Growth rings present in whole and sectioned statoliths were used to determine the age of red whelks Neptunea antiqua, from the North Sea. Validation of the periodicity of the rings was established in four whelks by comparing the number of statolith rings with the number of seasonal Mg:Ca ratio cycles present in shell calcium carbonate samples drilled sequentially from along the growth axis. There was exact correspondence between the number of growth rings and the number of element ratio cycles in two of the shells and a 1-year difference in the estimated age between the two methods in the other two shells, evidence which is strongly indicative of an annual periodicity of deposition to the statolith rings. The estimated age of the whelks using the statolith rings varied between 4 years (shell length 102 mm) and 17 years (shell length 148 mm). The age of the whelks ascertained from the statoliths was compared with age estimates from the number of adventitious layers in sectioned opercula. The number of adventitious layers in whelks from 51 to 148 mm shell length ranged between 1 and 12 years. No significant difference was observed between the number of strongly defined statolith rings and number of opercula adventitious layers.

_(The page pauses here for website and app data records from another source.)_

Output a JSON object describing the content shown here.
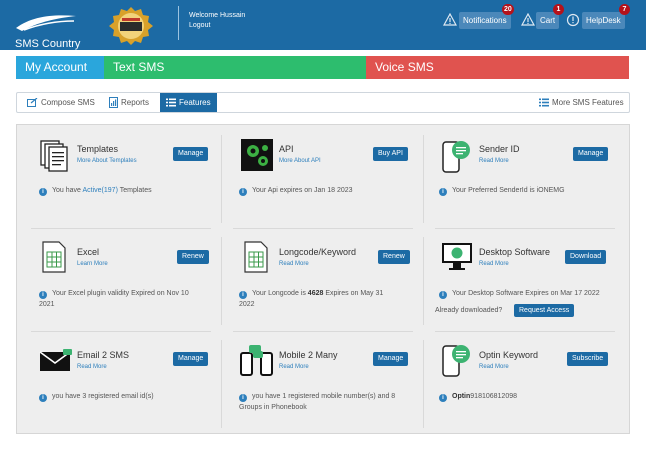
{
  "header": {
    "logo_text": "SMS Country",
    "award_text": "IFAQ 200",
    "welcome": "Welcome Hussain",
    "logout": "Logout",
    "notifications_label": "Notifications",
    "notifications_count": "20",
    "cart_label": "Cart",
    "cart_count": "1",
    "helpdesk_label": "HelpDesk",
    "helpdesk_count": "7"
  },
  "account_tabs": {
    "my_account": "My Account",
    "text_sms": "Text SMS",
    "voice_sms": "Voice SMS"
  },
  "sub_tabs": {
    "compose": "Compose SMS",
    "reports": "Reports",
    "features": "Features",
    "more": "More SMS Features"
  },
  "cards": {
    "templates": {
      "title": "Templates",
      "link": "More About Templates",
      "button": "Manage",
      "info_prefix": "You have ",
      "info_highlight": "Active(197)",
      "info_suffix": " Templates"
    },
    "api": {
      "title": "API",
      "link": "More About API",
      "button": "Buy API",
      "info": "Your Api expires on Jan 18 2023"
    },
    "sender_id": {
      "title": "Sender ID",
      "link": "Read More",
      "button": "Manage",
      "info": "Your Preferred SenderId is iONEMG"
    },
    "excel": {
      "title": "Excel",
      "link": "Learn More",
      "button": "Renew",
      "info_line1": "Your Excel plugin validity Expired on Nov 10",
      "info_line2": "2021"
    },
    "longcode": {
      "title": "Longcode/Keyword",
      "link": "Read More",
      "button": "Renew",
      "info_prefix": "Your Longcode is ",
      "info_bold": "4628",
      "info_suffix": " Expires on May 31",
      "info_line2": "2022"
    },
    "desktop": {
      "title": "Desktop Software",
      "link": "Read More",
      "button": "Download",
      "info": "Your Desktop Software Expires on Mar 17 2022",
      "already": "Already downloaded?",
      "request_button": "Request Access"
    },
    "email2sms": {
      "title": "Email 2 SMS",
      "link": "Read More",
      "button": "Manage",
      "info": "you have 3 registered email id(s)"
    },
    "mobile2many": {
      "title": "Mobile 2 Many",
      "link": "Read More",
      "button": "Manage",
      "info_line1": "you have 1 registered mobile number(s) and 8",
      "info_line2": "Groups in Phonebook"
    },
    "optin": {
      "title": "Optin Keyword",
      "link": "Read More",
      "button": "Subscribe",
      "info_bold": "Optin",
      "info_value": "918106812098"
    }
  },
  "colors": {
    "header_bg": "#1c6aa4",
    "my_account": "#2aa6dc",
    "text_sms": "#2dbd6e",
    "voice_sms": "#e0534f",
    "link": "#2d7fbc",
    "badge": "#b5121b"
  },
  "icons": {
    "templates": "documents-icon",
    "api": "gears-icon",
    "sender_id": "phone-chat-icon",
    "excel": "spreadsheet-icon",
    "longcode": "spreadsheet-icon",
    "desktop": "monitor-icon",
    "email2sms": "envelope-icon",
    "mobile2many": "phones-icon",
    "optin": "phone-chat-icon"
  }
}
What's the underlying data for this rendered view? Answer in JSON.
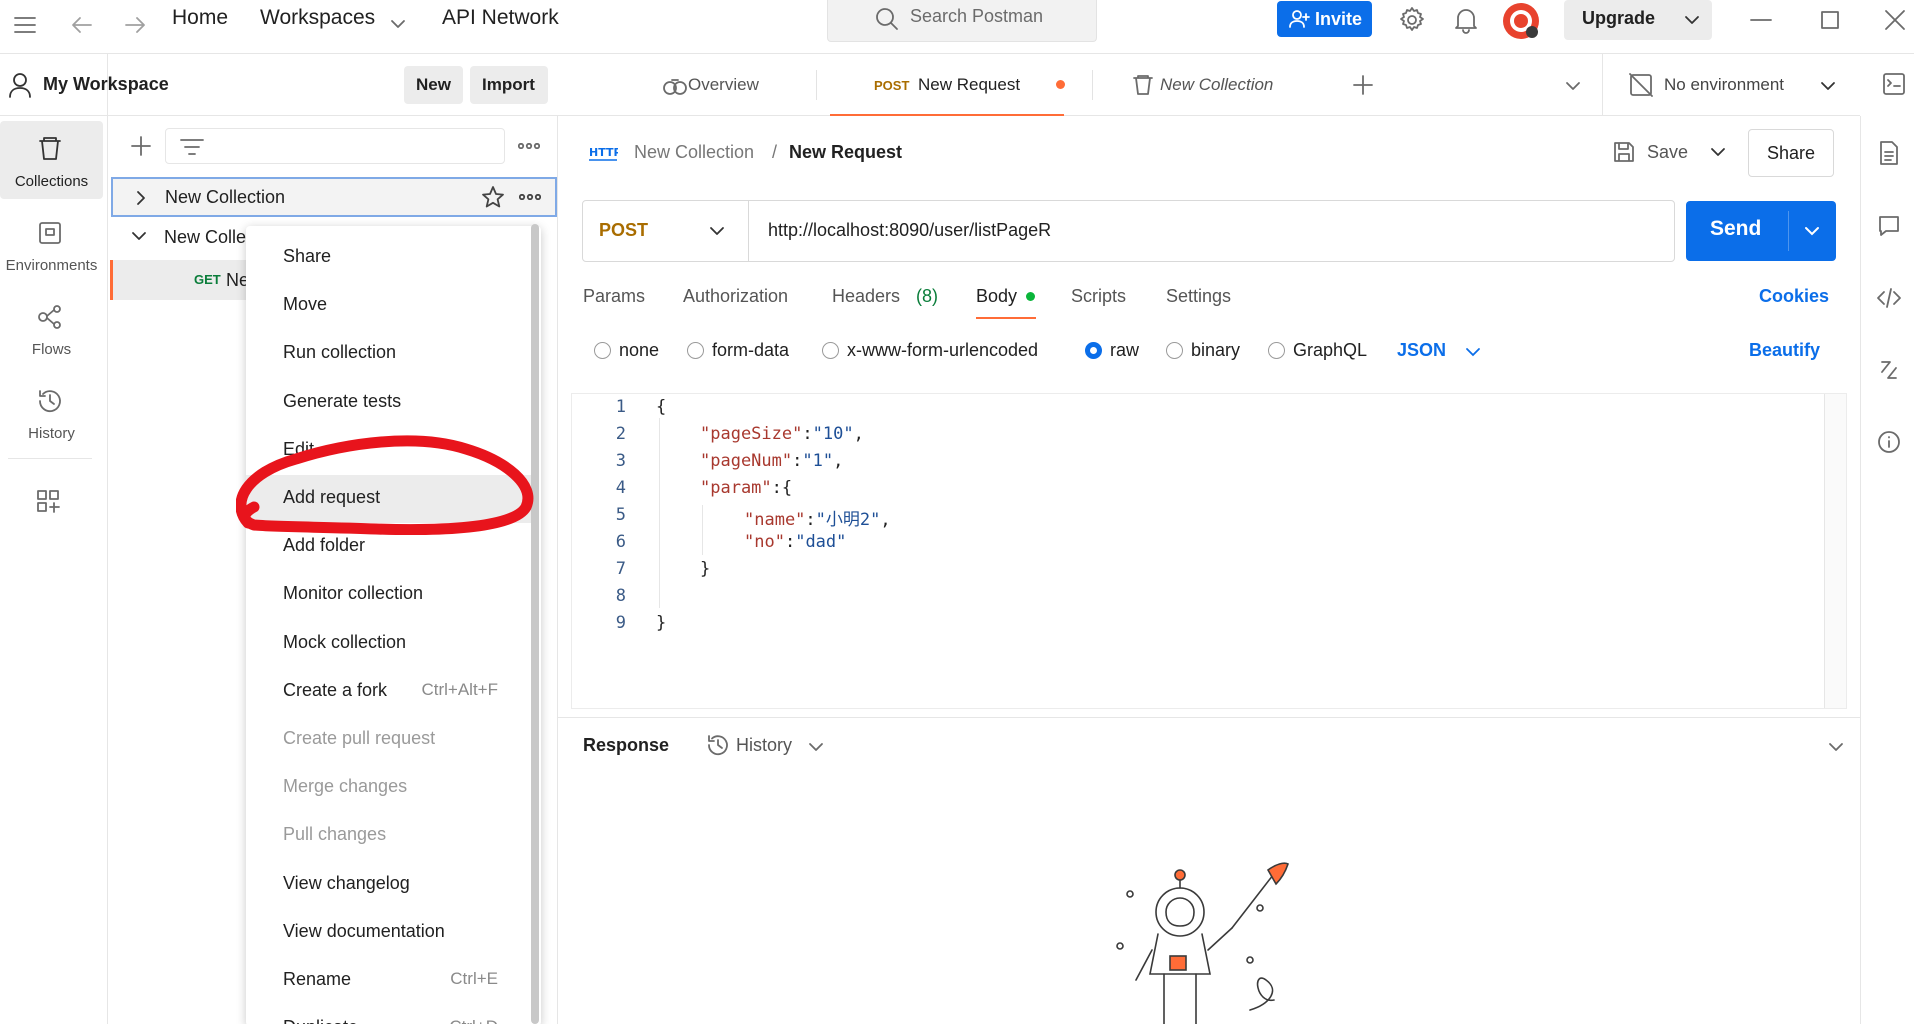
{
  "topbar": {
    "home": "Home",
    "workspaces": "Workspaces",
    "api_network": "API Network",
    "search_placeholder": "Search Postman",
    "invite": "Invite",
    "upgrade": "Upgrade"
  },
  "rail": {
    "collections": "Collections",
    "environments": "Environments",
    "flows": "Flows",
    "history": "History"
  },
  "workspace": {
    "name": "My Workspace",
    "new": "New",
    "import": "Import"
  },
  "tree": {
    "collection_1": "New Collection",
    "collection_2": "New Colle",
    "request_method": "GET",
    "request_name": "Ne"
  },
  "context_menu": [
    {
      "label": "Share",
      "shortcut": "",
      "disabled": false
    },
    {
      "label": "Move",
      "shortcut": "",
      "disabled": false
    },
    {
      "label": "Run collection",
      "shortcut": "",
      "disabled": false
    },
    {
      "label": "Generate tests",
      "shortcut": "",
      "disabled": false
    },
    {
      "label": "Edit",
      "shortcut": "",
      "disabled": false
    },
    {
      "label": "Add request",
      "shortcut": "",
      "disabled": false
    },
    {
      "label": "Add folder",
      "shortcut": "",
      "disabled": false
    },
    {
      "label": "Monitor collection",
      "shortcut": "",
      "disabled": false
    },
    {
      "label": "Mock collection",
      "shortcut": "",
      "disabled": false
    },
    {
      "label": "Create a fork",
      "shortcut": "Ctrl+Alt+F",
      "disabled": false
    },
    {
      "label": "Create pull request",
      "shortcut": "",
      "disabled": true
    },
    {
      "label": "Merge changes",
      "shortcut": "",
      "disabled": true
    },
    {
      "label": "Pull changes",
      "shortcut": "",
      "disabled": true
    },
    {
      "label": "View changelog",
      "shortcut": "",
      "disabled": false
    },
    {
      "label": "View documentation",
      "shortcut": "",
      "disabled": false
    },
    {
      "label": "Rename",
      "shortcut": "Ctrl+E",
      "disabled": false
    },
    {
      "label": "Duplicate",
      "shortcut": "Ctrl+D",
      "disabled": false
    }
  ],
  "tabs": {
    "overview": "Overview",
    "active_method": "POST",
    "active_name": "New Request",
    "collection": "New Collection",
    "environment": "No environment"
  },
  "request": {
    "breadcrumb_parent": "New Collection",
    "breadcrumb_sep": "/",
    "breadcrumb_current": "New Request",
    "save": "Save",
    "share": "Share",
    "method": "POST",
    "url": "http://localhost:8090/user/listPageR",
    "send": "Send",
    "tabs": [
      "Params",
      "Authorization",
      "Headers",
      "Body",
      "Scripts",
      "Settings"
    ],
    "headers_count": "(8)",
    "cookies": "Cookies",
    "body_types": [
      "none",
      "form-data",
      "x-www-form-urlencoded",
      "raw",
      "binary",
      "GraphQL"
    ],
    "body_format": "JSON",
    "beautify": "Beautify"
  },
  "code": {
    "line_numbers": [
      "1",
      "2",
      "3",
      "4",
      "5",
      "6",
      "7",
      "8",
      "9"
    ],
    "k_pagesize": "\"pageSize\"",
    "v_pagesize": "\"10\"",
    "k_pagenum": "\"pageNum\"",
    "v_pagenum": "\"1\"",
    "k_param": "\"param\"",
    "k_name": "\"name\"",
    "v_name": "\"小明2\"",
    "k_no": "\"no\"",
    "v_no": "\"dad\""
  },
  "response": {
    "label": "Response",
    "history": "History"
  },
  "colors": {
    "accent": "#0b6ee9",
    "postman_orange": "#ff6c37",
    "annotation": "#e8141c"
  }
}
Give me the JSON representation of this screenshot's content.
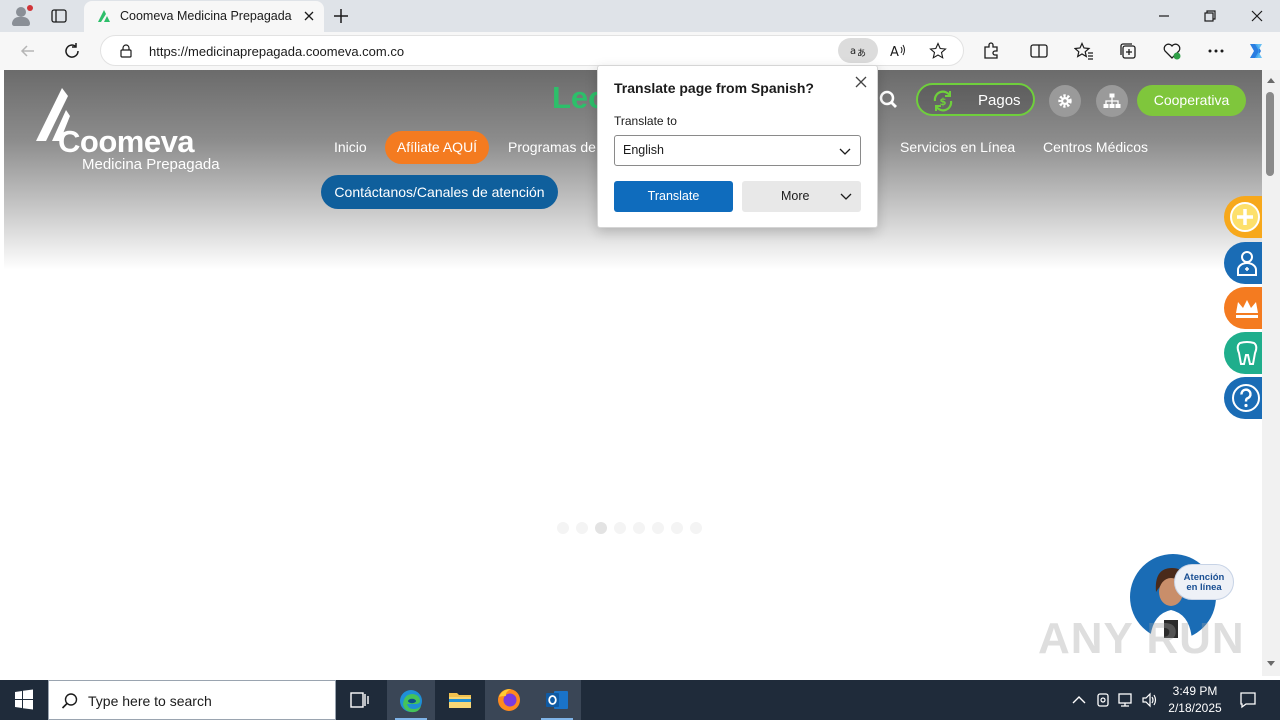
{
  "browser": {
    "tab": {
      "title": "Coomeva Medicina Prepagada"
    },
    "address": {
      "url": "https://medicinaprepagada.coomeva.com.co"
    }
  },
  "site": {
    "logo": {
      "name": "Coomeva",
      "subtitle": "Medicina Prepagada"
    },
    "banner_text_partial": "Leo",
    "menu": {
      "inicio": "Inicio",
      "afiliate": "Afíliate AQUÍ",
      "programas": "Programas de",
      "servicios": "Servicios en Línea",
      "centros": "Centros Médicos",
      "contact": "Contáctanos/Canales de atención"
    },
    "pagos_label": "Pagos",
    "cooperativa_label": "Cooperativa",
    "carousel": {
      "count": 8,
      "active_index": 2
    },
    "side_icons": [
      {
        "icon": "plus-coin-icon",
        "color": "#f7a81b"
      },
      {
        "icon": "doctor-icon",
        "color": "#1a6cb5"
      },
      {
        "icon": "crown-icon",
        "color": "#f47b20"
      },
      {
        "icon": "tooth-icon",
        "color": "#1fae8c"
      },
      {
        "icon": "help-icon",
        "color": "#1a6cb5"
      }
    ],
    "chat": {
      "line1": "Atención",
      "line2": "en línea"
    }
  },
  "translate_popup": {
    "title": "Translate page from Spanish?",
    "target_label": "Translate to",
    "target_language": "English",
    "translate_button": "Translate",
    "more_button": "More"
  },
  "watermark": "ANY RUN",
  "taskbar": {
    "search_placeholder": "Type here to search",
    "time": "3:49 PM",
    "date": "2/18/2025"
  },
  "colors": {
    "accent_orange": "#f47b20",
    "accent_green": "#7fc63c",
    "accent_blue": "#0f6cbd",
    "site_blue": "#0f5f9c"
  }
}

|Journal of Experimental Marine Biology and Ecology
|Published - 2005
- Age determination
- Neptunea antiqua
- Red whelks